(5) Veer right and walk alongside the steep cliffs (on your left). The classic topography of the Burren hills is terrace and cliff. Horizontal lines of weakness in the rock were eroded by water.The rock was loosened and thereafter it was removed by glaciers thus leaving us this highly distinctive stepped landform. The steep cliffs are part of Glasgeivnagh hill. The summit of Glasgeivnagh is a plateau with a dense concentration of cairns. With your back to the cliffs, the views are breathtaking. The Slieve Bernagh hill range is to the south-east near the village of Killaloe. The Slieve Felim range, which straddles parts of Counties Limerick and Tipperary, is beyond the Slieve Bernagh range.
(6) Having walked less than a kilometer along the cliff face, you begin the descent through scrub and pasture. Cattle, sheep and goats are raised on the farm. The end result is sublime beef, lamb, kid goat meat and goat’s cheese products. The family also grows fruit and vegetables for domestic consumption. Farming in Ireland has largely become much more specific and intense in the last three decades as it has been transformed by subsidy-driven European Union farm policy. However, the Jeuken’s holding remains a steadfastly traditional Irish farm with an eclectic range of activities and produce. Moreover, the traditional low intensity farming regime means that the holding is very rich in bio-diversity.
(7) When crossing a rocky, rugged stretch of the trail, look both left and right and you will see rows of unusually small fields of indeterminate age. These fields are a joy to behold as they remind one of the traditional Irish field type prior to the modernization of farming. Most fields in Ireland are now far larger in size as the bulldozer has made one big field out of several smaller fields. Most subsistence agriculture in Ireland has now been replaced by farming dictated by market and technological forces. There is a steep drop where a wooden bannister has been added to aid the descent. This area is known as “the staircase”.
(8) You will pass through some sublime Atlantic hazel woodland with a floor rich in primitive plant communities. Having descended for about a kilometer, you approach the shores of Lough Avolla. The small lake is very deep – up to 30 meters. Vegetation has colonized a large part of the former surface of the lake. Lough Avolla has long been home to eels and sticklebacks. They have been joined recently by introduced trout and perch. Walk around the lake, pass the jetty and then turn left as indicated.

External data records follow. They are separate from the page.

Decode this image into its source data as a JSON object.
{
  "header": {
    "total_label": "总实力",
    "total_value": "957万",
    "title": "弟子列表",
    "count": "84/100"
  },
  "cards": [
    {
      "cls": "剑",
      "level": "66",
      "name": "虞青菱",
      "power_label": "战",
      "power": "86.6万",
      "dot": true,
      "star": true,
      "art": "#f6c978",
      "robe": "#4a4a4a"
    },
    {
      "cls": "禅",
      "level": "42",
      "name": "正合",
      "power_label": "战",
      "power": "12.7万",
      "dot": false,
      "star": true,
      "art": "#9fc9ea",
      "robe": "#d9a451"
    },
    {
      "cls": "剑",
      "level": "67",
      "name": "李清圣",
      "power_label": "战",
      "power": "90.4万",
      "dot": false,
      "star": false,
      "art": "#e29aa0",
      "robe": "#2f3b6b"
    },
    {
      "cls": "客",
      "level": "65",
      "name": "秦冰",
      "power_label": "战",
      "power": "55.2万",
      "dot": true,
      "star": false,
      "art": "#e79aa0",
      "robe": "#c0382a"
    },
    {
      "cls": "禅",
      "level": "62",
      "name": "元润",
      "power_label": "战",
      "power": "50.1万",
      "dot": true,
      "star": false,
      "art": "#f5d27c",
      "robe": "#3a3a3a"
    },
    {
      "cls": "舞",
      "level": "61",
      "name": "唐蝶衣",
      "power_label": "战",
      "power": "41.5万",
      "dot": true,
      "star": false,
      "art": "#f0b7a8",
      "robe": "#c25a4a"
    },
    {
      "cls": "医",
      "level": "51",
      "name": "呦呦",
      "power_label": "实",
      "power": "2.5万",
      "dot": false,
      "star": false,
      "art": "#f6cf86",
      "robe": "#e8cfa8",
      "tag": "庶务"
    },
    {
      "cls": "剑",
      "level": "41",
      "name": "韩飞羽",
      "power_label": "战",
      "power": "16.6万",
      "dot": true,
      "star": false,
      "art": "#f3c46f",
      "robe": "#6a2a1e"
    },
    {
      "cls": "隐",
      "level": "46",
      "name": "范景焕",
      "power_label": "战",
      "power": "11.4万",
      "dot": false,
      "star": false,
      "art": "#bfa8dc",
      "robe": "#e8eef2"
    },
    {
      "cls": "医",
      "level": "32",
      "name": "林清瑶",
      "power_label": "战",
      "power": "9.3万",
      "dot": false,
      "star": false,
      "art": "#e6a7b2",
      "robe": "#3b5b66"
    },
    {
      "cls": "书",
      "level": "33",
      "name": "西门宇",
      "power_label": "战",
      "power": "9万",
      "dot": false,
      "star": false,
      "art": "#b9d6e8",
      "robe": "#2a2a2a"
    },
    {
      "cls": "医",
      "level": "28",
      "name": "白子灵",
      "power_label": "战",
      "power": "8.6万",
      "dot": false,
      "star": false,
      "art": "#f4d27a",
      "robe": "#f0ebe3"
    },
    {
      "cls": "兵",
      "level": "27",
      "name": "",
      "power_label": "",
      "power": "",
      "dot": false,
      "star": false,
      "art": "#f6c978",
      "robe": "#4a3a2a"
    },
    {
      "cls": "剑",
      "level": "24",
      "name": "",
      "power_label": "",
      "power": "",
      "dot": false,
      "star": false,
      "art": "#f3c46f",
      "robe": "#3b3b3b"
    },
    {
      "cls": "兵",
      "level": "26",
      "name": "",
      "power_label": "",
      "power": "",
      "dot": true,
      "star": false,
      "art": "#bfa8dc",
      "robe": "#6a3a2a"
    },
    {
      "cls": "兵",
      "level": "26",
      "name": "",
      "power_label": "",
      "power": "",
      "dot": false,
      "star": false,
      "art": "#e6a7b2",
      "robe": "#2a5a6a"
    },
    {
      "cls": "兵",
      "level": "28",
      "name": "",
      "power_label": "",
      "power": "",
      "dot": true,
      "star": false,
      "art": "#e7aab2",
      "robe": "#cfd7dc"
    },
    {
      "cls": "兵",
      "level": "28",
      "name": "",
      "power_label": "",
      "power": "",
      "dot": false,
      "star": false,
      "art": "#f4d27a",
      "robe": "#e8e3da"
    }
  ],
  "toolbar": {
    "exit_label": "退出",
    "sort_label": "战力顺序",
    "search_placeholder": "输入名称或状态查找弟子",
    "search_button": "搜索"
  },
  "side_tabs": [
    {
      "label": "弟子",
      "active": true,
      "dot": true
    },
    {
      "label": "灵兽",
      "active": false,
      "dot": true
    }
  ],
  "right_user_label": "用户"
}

(9) The path will take you uphill a little where you can enjoy one last glimpse of the farmstead. There are very few looped walking trails in Ireland situated on living working farms. This trail is all the more special as it passes through an organic farm. In Ireland only 1.2% of the land is organic and thus Ireland is near bottom of the EU league for organic farming.
(10) You reach the farm lane again. Walk along it till you meet the unsurfaced road. Turn left here. The unsurfaced road leads you back to Gortlecka crossroads. Turn right at the crossroads. The trailhead and lay-by is on your left hand side.
© Text by Tony Kirby / Images by Carsten Krieger